“It’s a north wind and an outgoing tide,” I said to Kevin and Bob. “Do you think it’ll be okay out there?”
They thought it would be. And, if it turned out not to be, we could always turn around.
As we were loading the gear, two guys in 23-foot Novi pulled in. Bob knows just about everyone on Cape Cod, and the two guys were no exception. They waved to him as they pulled up to the dock.
“Going for mackerel?” they asked. Bob nodded.
“It’s rough out there. Nine foot swells. We got out to can 4 and had to turn around.”
Now, a 23-foot Novi is a much bigger boat than a 19-foot Eastern. It’s broader and it’s drier. A 23-foot Novi can go places a 19-foot Eastern can only dream about. If they couldn’t get out there, we certainly weren’t going to.
“The boat was completely out of the water,” Bob’s friend said. “When I saw the sky, I decided it was time to turn around.”
Damn! We were so ready to go! We had the mackerel jigs rigged, we had the aerator set up, we had a plan.
So we made another plan.
Bob has vastly more striper fishing experience than Kevin and I do, but I want to assure you that this isn’t the reason we’re friends. We just like Bob. Almost as much as we like Bob’s wife, Mad Dog. That they know where all the fish hang out is just a bonus.
Bob thought we should do some trolling in the channel on the south side of the harbor. When the tide’s on the ebb, the big fish tend to hang out there, catching the little fish as they go out with the tide.
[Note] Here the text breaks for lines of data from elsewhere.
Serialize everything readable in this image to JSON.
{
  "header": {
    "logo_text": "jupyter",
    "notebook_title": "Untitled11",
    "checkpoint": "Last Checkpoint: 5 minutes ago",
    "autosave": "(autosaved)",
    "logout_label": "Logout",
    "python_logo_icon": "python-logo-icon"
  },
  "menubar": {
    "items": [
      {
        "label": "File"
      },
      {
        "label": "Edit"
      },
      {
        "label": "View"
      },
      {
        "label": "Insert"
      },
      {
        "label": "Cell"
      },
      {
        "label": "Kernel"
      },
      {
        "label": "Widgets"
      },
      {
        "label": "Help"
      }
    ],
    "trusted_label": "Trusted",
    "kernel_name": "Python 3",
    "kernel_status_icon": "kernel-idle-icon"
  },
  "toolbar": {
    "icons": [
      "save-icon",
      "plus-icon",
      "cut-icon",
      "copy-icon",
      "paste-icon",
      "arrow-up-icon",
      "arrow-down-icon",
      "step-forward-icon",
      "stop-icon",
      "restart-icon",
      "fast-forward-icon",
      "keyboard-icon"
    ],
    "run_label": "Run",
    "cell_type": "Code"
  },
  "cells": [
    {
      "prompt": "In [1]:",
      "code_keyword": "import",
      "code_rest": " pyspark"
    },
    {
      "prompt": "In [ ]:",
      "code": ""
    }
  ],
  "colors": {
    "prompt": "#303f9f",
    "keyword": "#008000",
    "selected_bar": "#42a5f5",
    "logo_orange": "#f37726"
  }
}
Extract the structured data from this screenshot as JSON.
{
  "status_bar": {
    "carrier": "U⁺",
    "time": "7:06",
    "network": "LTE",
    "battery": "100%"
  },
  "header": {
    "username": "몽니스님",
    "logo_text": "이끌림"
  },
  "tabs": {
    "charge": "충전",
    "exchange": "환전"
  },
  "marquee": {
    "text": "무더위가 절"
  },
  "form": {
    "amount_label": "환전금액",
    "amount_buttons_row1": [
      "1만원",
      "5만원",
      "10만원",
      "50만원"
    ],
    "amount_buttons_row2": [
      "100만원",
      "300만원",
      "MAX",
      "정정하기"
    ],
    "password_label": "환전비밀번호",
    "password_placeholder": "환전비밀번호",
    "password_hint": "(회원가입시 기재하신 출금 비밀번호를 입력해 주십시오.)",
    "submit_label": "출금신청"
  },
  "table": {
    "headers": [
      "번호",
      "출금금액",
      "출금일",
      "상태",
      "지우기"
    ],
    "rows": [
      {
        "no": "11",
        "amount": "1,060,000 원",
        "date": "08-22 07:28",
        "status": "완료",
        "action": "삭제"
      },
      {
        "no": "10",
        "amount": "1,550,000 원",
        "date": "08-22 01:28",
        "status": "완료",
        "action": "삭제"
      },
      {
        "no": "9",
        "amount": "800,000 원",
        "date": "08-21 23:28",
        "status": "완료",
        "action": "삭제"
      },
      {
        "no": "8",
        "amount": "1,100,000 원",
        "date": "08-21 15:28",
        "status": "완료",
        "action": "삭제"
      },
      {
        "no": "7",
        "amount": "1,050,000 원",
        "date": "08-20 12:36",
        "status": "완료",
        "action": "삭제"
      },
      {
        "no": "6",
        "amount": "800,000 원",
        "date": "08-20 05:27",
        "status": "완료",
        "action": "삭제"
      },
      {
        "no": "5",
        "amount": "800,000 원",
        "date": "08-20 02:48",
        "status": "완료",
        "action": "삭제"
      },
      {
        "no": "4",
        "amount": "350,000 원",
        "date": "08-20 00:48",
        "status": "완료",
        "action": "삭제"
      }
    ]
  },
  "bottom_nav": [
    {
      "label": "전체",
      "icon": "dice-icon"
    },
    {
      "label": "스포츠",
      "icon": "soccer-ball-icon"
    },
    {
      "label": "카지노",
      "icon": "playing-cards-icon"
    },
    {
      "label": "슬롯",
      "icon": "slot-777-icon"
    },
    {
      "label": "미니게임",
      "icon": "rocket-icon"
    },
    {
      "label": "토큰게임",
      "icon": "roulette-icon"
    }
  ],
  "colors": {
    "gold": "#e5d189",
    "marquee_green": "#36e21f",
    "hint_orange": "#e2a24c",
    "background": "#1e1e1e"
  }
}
Because this was Plan B, implemented only because we couldn’t just go home when conditions rendered Plan A impracticable, I didn’t have a high level of confidence. But we were there, and the boat was already in the water, so there was no point in not trying.
We went out the Millway inlet into the harbor, and started trolling. As we went west, against the tide, we got nothing. But after we turned around and started east – the direction the fish were probably going – I got a hit in the first few minutes.
It was a big hit. The fish took my pink Sluggo and ran with it. The line just went out and out and out. I tightened the drag, and tried to keep the pressure on.
I don’t have much experience with fish, and most of what I do have is with relatively small fish. A fish of any size at all feels like a rhinoceros. Moby Dick. The Loch Ness monster.
Bob made sure I didn’t screw it up. “Face the fish,” he told me. “Don’t try to reel when it’s taking line, and keep your tip up.”
It’s difficult to convey how excited I was. That kind of excitement always seems silly in retrospect, once the wild thing at the end of your line has been safely turned into filets and is sitting in the refrigerator, waiting for the grill to heat up. But when there is a wild thing – a wild thing you can eat – at the end of your line, and you are doing your damndest to bring it into the boat, it is ridiculously, disproportionately, inexplicably exciting.
Bob kept me on an even keel. “You’ve got all the time in the world,” he said. “Don’t force it.” He coached me through it, and I landed the fish.
It was 30 inches and 10 pounds. A comfortable margin over the 28-inch minimum, although still small by striper standards. But it was the biggest fish I’ve ever caught. So far.
Bob also landed a keeper by the time thunder put an end to our trip, and all three of us hooked a schoolie or two that we released. Because Bob and Mad Dog aren’t big fish eaters, Bob sent his fish home with us. There are now almost nine pounds of hours-old striped bass filets in our refrigerator. The grill is heating up.
All the things I didn’t get done today will have to get done tomorrow. And they will, somehow. It took me 47 years to figure out that, when there are striped bass to be caught, I want to be out trying to catch them.
God I love to fish.